Lleu rises in the form of an eagle

The terminal and the most complex branch of Mabinogion was centered on the birth, death, and rebirth of a Celtic hero-God, Lleu Llaw Gyffes.

Lleu was a druid god dressed in medieval attire who provided shreds of evidence of pre-Christian cults.

This branch preserved the magico-religious culture of pre-Christian Europe that discussed the emergence of the Celtic language during 3000-1000 B.C.

The tale spun around the Lleyn peninsula as Math, the son of Mathonwy, ruled Gwynedd. A magical conspiracy arose as Math’s nephew Gilfaethwy fell in love with a foot maiden Goewin.

Magician Gwydion stole pigs from Pryderi to give Math a gift, deceiving Pryderi with toadstools as a horse swapping it with pigs.

Pryderi set an attack on Math, meanwhile back in Gwynedd, Gilfaethwy raped Goewin.

Upon knowing the truth, Math turned Gilfaethwy and Gwydion into animals, turning their offspring into boys.

Years later, Gilfaethwy was freed of his animal form and was offered service by a pregnant maid who gave birth to Lleu.

Lleu, in his youth, went to Math to get relieved of Arionrhod’s curse of not having a human wife. Then, Lleu married Blodeuwedd, who later fell in love with a neighboring lord.

Lleu was planning to be killed, but as he was not an ordinary mortal man, his wife tricked him, so he was attacked with a spear that must be in a year in making.
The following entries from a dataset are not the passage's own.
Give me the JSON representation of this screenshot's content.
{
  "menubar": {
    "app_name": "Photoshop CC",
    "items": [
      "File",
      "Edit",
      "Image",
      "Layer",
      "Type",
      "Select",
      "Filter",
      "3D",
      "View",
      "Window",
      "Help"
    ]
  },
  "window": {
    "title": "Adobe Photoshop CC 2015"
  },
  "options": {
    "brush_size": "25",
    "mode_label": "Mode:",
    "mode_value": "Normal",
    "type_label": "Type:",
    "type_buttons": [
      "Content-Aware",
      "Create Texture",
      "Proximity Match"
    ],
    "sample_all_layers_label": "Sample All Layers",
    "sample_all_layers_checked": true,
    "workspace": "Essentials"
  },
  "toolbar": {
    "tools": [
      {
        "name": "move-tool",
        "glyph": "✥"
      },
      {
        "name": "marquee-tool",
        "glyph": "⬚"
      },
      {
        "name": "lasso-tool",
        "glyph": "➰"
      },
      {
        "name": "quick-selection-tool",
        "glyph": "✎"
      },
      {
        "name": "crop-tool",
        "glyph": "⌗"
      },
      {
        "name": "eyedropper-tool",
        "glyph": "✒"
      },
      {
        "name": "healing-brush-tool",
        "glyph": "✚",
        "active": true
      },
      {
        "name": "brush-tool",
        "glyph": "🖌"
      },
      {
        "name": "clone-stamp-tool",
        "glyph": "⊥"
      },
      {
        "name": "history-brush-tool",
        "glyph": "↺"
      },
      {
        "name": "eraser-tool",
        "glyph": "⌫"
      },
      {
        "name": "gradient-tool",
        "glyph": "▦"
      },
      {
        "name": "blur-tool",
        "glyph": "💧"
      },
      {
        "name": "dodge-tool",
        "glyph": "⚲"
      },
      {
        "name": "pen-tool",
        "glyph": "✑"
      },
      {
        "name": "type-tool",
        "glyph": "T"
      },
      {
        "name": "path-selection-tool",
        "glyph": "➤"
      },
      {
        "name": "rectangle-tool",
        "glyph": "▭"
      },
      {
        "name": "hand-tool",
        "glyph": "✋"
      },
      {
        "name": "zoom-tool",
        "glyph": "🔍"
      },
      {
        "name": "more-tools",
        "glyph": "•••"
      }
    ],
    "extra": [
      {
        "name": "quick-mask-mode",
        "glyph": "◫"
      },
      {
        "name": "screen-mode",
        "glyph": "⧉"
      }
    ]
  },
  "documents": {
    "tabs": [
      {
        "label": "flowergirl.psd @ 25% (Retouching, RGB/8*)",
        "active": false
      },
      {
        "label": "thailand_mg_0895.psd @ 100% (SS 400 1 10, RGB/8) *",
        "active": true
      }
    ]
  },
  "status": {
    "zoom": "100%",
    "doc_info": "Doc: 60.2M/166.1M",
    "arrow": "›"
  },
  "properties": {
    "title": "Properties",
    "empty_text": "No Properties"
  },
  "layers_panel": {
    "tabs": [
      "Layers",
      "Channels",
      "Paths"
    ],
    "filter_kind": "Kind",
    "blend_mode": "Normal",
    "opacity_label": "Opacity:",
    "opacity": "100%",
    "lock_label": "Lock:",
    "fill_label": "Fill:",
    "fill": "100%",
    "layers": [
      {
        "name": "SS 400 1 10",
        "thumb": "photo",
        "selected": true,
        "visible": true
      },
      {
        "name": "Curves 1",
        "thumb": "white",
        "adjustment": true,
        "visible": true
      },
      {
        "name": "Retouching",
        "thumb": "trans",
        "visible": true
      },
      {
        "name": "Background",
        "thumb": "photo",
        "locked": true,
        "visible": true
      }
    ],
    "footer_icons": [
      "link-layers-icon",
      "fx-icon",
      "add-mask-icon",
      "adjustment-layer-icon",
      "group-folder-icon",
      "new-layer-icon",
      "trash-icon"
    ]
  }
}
Luckily, Lleu escaped as an eagle who was converted to an ill human by Gwydion.

Lleu avenged by turning Blodeuwedd into an owl while her lover Goronwy was given a stone to shield the same spear thrown at Lleu so that it would pierce the stone to kill Goronwy.

People believe that the very stone exists today at Llech Row in the Cynfal Valley.


The Mabinogion tales represented pre-historic Celtic mythology in romance, fiction, and fantasy.

It described Wales as a magical land with astounding heroic elements discussed in eleven short folktales.

Especially the four branches of the Mabinogion series were primarily concerned with ancient Christina norms prevalent in the Celtic era, inclusive of the origin of Celtic language and the progression of Celtic literature.

Plotline surrounded Pryderi’s story; however, he was not the only attraction of the stories.

Manawyden, Branwen, and Math were also depicted as crucial figures of the story orally passed down to European descendants. 

Leave a Comment